**Exercise goal:**
Every line below that holds "header" must be copied.

**Records for the task:**
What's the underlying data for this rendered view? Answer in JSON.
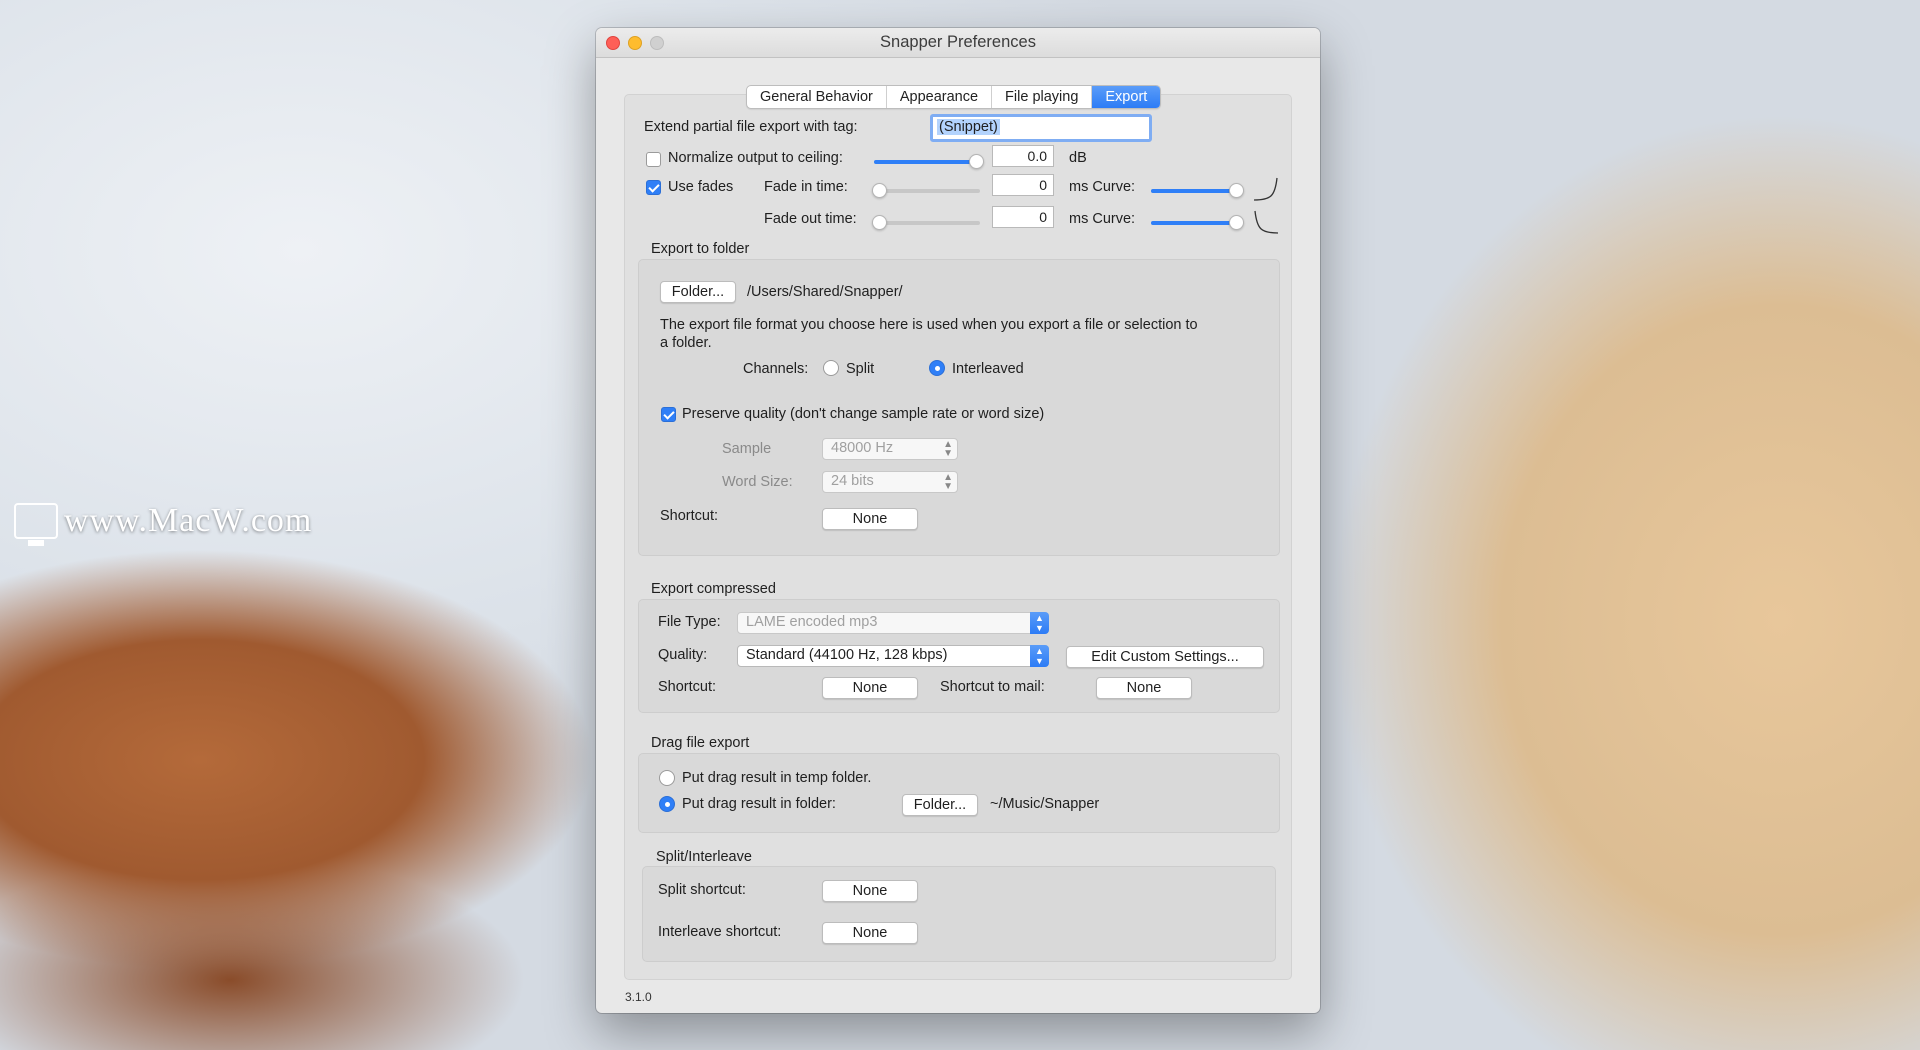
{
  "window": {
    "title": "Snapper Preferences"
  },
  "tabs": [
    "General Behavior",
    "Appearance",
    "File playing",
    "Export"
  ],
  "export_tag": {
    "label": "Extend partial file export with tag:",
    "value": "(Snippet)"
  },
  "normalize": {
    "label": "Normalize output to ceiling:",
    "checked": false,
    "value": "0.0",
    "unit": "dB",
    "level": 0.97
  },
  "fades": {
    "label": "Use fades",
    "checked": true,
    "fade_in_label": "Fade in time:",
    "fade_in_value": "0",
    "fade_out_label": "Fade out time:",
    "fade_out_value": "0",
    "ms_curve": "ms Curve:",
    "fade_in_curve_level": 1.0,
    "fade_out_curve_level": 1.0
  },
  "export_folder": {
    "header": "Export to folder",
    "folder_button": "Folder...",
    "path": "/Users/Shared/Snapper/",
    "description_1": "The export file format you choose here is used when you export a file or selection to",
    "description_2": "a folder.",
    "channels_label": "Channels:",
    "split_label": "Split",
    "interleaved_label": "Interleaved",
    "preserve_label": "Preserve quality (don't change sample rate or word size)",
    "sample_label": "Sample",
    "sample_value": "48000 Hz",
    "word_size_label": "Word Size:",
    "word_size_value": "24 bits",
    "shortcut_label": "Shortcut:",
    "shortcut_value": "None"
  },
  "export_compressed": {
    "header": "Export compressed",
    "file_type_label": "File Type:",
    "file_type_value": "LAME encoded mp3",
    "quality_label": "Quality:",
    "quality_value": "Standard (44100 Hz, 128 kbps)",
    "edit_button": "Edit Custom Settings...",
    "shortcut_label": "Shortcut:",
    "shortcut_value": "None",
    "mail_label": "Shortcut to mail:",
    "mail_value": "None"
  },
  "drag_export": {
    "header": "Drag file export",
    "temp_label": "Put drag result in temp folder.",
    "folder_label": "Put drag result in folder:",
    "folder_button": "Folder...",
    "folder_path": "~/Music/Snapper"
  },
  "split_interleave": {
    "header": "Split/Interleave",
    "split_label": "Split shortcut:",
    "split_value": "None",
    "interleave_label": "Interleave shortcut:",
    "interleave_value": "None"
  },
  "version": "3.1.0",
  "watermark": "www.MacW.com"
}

**Written reply:**
    "header": "Export to folder",
    "header": "Export compressed",
    "header": "Drag file export",
    "header": "Split/Interleave",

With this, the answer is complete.